"...and conclude, for the thousandth time, what a wild and blessed gift,
What a bloody and magical machine it is, what a slather of stories,
What an endless thicket! You really and truly could be issued fifty
Lifetimes and spend each of them addled and muddled in wonder
And never understand or even see more than a corner of the cloak."
-Brian Doyle, from A Corner of The Cloak
We're definitely in a different world than our Wallingfords and Greenlakes of yore. A trip to Starbucks becomes a mini-UN meeting as I am surrounded on all glorious sides by Eritrean women with gorgeous scarves, old black men playing chess and tipping their hats at girls who walk past with espresso, the occasional lost-looking Latino teenager, sweet-faced retired Asian couples with matching sweaters, perky Garfield students with braids and magenta tennis shoes... the faces hold stories, and the lips are more willing to speak them to a stranger.
In the parking lot, inevitably, Omar comes to sell me incense. "It's handmade, home-made, it's only a dollar!" he encourages me, his hands reaching from his pristine alabaster robes to extend an offering of his wares. "I'm allergic, remember, Omar?" (This is only a small white lie. I just despise the scent of incense because it reminds me of middle school, when my theater friends wore too much black eyeliner and listened to grungy music, and I secretly wanted to listen to R&B and throw everyone's blown-glass incense holders out the window) He backs away instantly. "Baby, baby, I would never want to do anything to hurt a woman like you! You are so beautiful." (Flowery prose that leads me to wonder if it's not just incense that Omar lights at home...) "Oh, thank you Omar, I hope business is good today!" I hop into my car to arrange my coffee and my files and my sanity before work, and Omar taps on the hood to call through the windshield, "Because of you, I WILL have a great day."
Our first Saturday in the new dream house, Dower and I abandoned all the moving boxes and went on a walk. It was all I could do to drag my exhausted body through the neighborhood but I was revived by the echoing ululations of what sounded like a party-- a big one-- and we followed the billowing smoke through the sidewalks. As it turns out, Ethiopian churches really do know how to party. A few hundred beautiful people (what is UP with East African bone structure? Could they be any more perfect?!) were chanting, dancing, and celebrating a holiday that was unknown to me (I have since looked it up, and let me just say that Meskel sounds WAY more fun than Labor Day). I was pretty thrilled when I realized we were about three blocks from my new house, and hoped the smoke would sweep its way over our rooftop to impart some of its intrigue on our home too.

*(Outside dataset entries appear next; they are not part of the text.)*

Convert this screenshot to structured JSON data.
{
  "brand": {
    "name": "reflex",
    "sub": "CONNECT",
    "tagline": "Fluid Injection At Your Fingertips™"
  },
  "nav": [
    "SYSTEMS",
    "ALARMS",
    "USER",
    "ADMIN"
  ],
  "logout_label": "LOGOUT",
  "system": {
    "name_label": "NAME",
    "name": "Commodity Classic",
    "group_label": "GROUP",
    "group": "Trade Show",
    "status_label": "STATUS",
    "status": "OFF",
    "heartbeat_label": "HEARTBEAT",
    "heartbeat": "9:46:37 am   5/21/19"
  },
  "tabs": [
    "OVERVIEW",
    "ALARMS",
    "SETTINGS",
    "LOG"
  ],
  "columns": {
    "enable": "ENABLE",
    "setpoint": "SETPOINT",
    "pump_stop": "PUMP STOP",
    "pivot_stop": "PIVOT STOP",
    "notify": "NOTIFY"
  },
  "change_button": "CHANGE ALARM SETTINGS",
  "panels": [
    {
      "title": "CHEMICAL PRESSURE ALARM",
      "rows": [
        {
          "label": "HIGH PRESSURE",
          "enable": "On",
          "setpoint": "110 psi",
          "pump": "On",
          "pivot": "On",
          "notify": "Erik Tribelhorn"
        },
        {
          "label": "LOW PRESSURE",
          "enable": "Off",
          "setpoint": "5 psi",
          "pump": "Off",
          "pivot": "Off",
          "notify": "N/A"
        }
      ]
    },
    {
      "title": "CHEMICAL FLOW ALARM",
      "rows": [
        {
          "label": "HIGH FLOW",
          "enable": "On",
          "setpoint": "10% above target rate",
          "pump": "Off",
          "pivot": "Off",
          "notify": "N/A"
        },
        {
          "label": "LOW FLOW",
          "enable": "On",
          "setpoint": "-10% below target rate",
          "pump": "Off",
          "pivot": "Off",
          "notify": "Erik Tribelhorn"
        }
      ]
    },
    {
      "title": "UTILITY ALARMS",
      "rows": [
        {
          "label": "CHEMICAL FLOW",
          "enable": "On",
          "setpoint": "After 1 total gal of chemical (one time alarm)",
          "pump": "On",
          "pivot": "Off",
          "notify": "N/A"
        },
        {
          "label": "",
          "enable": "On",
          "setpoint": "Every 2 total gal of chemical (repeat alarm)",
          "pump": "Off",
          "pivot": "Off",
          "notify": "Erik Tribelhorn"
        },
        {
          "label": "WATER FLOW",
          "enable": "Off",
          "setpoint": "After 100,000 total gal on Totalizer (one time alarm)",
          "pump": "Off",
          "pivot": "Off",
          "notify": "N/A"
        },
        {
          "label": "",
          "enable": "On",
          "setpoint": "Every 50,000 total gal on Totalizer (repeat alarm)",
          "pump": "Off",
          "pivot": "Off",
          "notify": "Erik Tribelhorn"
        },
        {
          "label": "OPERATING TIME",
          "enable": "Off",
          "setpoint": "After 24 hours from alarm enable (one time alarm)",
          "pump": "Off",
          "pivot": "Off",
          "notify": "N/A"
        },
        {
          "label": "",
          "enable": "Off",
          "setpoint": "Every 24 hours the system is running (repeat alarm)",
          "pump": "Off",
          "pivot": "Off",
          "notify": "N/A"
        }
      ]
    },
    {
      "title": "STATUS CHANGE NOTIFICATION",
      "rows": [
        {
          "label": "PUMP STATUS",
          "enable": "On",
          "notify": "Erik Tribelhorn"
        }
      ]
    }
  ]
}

But ok, the neighborhood is a little hood. Frank's friend got shot in the middle of someone else's drug deal at Parnell's, the corner store 2 blocks up from us. Our landlord chastises us for not keeping every lock firmly secured on the gate to our yard. Hardly a week goes by without witnessing some dude getting apprehended by the po-po, or hearing some racially charged argument at Subway, but there is nothing boring about living between MLK and Jackson and Rainier. And really, no matter where you live or what you do with the long hours that create a day, is there any substitute for wonder at the world, for seeing new constellations under every leaf and fully expecting beauty and strangeness to leap out from every corner and catch you off guard?